Chancellor Katehi, would you please escort Axana to the speakers’ table?

Axana played a key role as a coordinator of the UC Davis Pre-Medical and Pre-Health Professional National Conference—the largest of its kind in the United States. She has also developed a prevention-focused Diabetes Education Program in Spanish. It is offered at free clinics, churches, and community centers in Sacramento. Axana even secured a $10,000 foundation grant to make this program broadly available online.

I want to pause here for a moment and tell you a little bit more about Axana.

You see, her story is incredible.

Axana completed three years of medical school in Colombia before immigrating to the United States as a political asylee. She cleaned houses, served fast food, and provided childcare while she learned English. As her English proficiency grew, she worked as an immigration consultant and a tax preparer for those whose English was limited.

A serious illness re-clarified Axana’s desire to become a doctor. But her medical school credits from Colombia were not transferable. So Axana enrolled at American River College, a community college not far from here. She then transferred to UC Davis—where she is thriving.

Her next goal? An M.D.-Ph.D. program.

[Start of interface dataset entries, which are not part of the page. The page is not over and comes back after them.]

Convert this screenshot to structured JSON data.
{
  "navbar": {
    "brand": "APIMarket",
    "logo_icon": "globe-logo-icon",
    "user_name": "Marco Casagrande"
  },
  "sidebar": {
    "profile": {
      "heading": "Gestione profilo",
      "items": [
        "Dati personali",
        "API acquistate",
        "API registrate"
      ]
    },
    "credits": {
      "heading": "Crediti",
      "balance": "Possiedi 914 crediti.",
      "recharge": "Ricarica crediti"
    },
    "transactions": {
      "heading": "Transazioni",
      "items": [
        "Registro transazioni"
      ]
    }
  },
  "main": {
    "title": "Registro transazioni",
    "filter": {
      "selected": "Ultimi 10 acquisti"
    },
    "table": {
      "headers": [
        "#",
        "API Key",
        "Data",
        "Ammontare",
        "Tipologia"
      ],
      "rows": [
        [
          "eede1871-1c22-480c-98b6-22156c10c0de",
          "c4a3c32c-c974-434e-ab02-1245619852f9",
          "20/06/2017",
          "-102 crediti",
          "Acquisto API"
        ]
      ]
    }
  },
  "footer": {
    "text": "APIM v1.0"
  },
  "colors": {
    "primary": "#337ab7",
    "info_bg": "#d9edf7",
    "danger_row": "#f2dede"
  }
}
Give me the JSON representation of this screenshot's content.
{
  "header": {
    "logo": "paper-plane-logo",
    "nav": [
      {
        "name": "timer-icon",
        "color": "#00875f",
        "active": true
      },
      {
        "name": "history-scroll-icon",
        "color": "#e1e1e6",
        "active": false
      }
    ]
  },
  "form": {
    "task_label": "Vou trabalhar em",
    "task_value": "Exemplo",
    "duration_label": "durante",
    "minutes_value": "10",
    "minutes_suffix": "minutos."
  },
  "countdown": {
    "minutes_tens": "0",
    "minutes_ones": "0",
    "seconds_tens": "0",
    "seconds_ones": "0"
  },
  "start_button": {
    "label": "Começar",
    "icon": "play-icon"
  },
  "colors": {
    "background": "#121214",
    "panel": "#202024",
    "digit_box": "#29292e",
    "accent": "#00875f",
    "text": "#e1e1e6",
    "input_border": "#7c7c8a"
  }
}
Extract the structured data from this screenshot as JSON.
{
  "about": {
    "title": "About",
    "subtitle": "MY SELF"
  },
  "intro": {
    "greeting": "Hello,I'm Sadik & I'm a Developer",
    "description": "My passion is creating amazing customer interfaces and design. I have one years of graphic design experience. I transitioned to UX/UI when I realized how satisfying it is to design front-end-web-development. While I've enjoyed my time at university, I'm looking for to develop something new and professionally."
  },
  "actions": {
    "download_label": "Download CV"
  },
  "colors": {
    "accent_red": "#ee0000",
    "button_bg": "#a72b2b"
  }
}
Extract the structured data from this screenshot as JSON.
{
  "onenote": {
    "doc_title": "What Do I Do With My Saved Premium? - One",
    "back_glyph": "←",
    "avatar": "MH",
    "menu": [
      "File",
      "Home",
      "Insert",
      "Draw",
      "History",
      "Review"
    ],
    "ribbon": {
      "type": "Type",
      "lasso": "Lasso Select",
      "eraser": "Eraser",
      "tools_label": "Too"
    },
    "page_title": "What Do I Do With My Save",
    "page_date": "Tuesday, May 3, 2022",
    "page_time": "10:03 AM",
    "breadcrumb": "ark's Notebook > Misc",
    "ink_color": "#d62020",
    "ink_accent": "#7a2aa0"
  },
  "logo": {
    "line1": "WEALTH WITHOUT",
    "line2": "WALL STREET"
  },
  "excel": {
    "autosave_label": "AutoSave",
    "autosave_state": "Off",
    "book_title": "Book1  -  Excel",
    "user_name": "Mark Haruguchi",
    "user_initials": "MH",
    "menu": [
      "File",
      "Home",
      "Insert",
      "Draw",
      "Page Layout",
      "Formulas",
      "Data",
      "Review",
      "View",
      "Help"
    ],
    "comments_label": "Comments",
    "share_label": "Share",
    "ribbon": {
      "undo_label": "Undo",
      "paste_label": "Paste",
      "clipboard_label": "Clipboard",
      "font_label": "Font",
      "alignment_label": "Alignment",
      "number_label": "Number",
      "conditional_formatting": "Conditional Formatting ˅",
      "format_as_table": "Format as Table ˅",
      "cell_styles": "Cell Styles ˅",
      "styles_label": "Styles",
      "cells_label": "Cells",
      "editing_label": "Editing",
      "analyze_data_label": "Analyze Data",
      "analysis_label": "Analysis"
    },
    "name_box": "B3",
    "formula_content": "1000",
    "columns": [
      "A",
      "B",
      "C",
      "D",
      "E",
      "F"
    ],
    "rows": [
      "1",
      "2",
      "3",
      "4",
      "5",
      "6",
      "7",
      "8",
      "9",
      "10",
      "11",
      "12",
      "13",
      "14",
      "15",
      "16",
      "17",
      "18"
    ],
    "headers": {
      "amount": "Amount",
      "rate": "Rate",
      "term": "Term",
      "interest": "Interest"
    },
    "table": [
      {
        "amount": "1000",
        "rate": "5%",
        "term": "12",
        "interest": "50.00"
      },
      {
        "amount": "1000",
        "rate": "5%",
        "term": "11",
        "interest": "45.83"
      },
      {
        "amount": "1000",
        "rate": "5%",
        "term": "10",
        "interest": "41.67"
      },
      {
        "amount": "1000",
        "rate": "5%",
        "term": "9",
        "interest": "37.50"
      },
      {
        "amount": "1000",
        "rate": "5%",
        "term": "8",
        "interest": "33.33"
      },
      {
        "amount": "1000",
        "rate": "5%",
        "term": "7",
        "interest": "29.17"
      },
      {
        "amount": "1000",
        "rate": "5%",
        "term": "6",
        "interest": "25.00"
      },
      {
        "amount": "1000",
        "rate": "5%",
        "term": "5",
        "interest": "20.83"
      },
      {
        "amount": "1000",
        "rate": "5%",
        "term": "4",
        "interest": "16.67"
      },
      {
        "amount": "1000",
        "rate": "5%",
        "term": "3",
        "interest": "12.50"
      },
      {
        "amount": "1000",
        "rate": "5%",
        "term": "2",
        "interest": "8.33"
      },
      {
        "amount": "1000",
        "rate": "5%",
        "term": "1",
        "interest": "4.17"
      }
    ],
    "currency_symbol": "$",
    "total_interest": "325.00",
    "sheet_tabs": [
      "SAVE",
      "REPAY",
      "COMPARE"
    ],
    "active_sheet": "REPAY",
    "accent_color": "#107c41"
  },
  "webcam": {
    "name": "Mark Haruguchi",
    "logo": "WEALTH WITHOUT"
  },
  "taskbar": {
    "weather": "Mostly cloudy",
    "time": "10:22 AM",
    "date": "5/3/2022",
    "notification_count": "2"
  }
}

Axana, I know I speak for everyone when I say that we are all rooting for you.

Please join me in congratulating Axana Rodriguez-Torres.

I’d now like to invite Axana to say a few words.

Thank you, and congratulations.

In closing, I would like to look ahead for a moment. Next week, I travel to Mexico on my first visit in support of the UC-Mexico initiative. I will be meeting with education and government leaders, and exploring and building upon relationships with our partner institutions in higher education. The goal is to see where our mutual interests converge, to see where we can help one another, and to identify the shared issues we face.

The world our students will lead is one that will be more closely integrated, more seamless, than the one we inhabit today. This initiative aims to help expose them to the cultural experiences and resources they will need to lead that world well. At the same time, it aims to enrich further the relationship between California and Mexico.

These are objectives I fully support.

Chair Varner, there is much more I could say about all of the activity underway at the University of California, so I am happy to answer any questions. For the time being, however, this concludes my remarks to the Regents.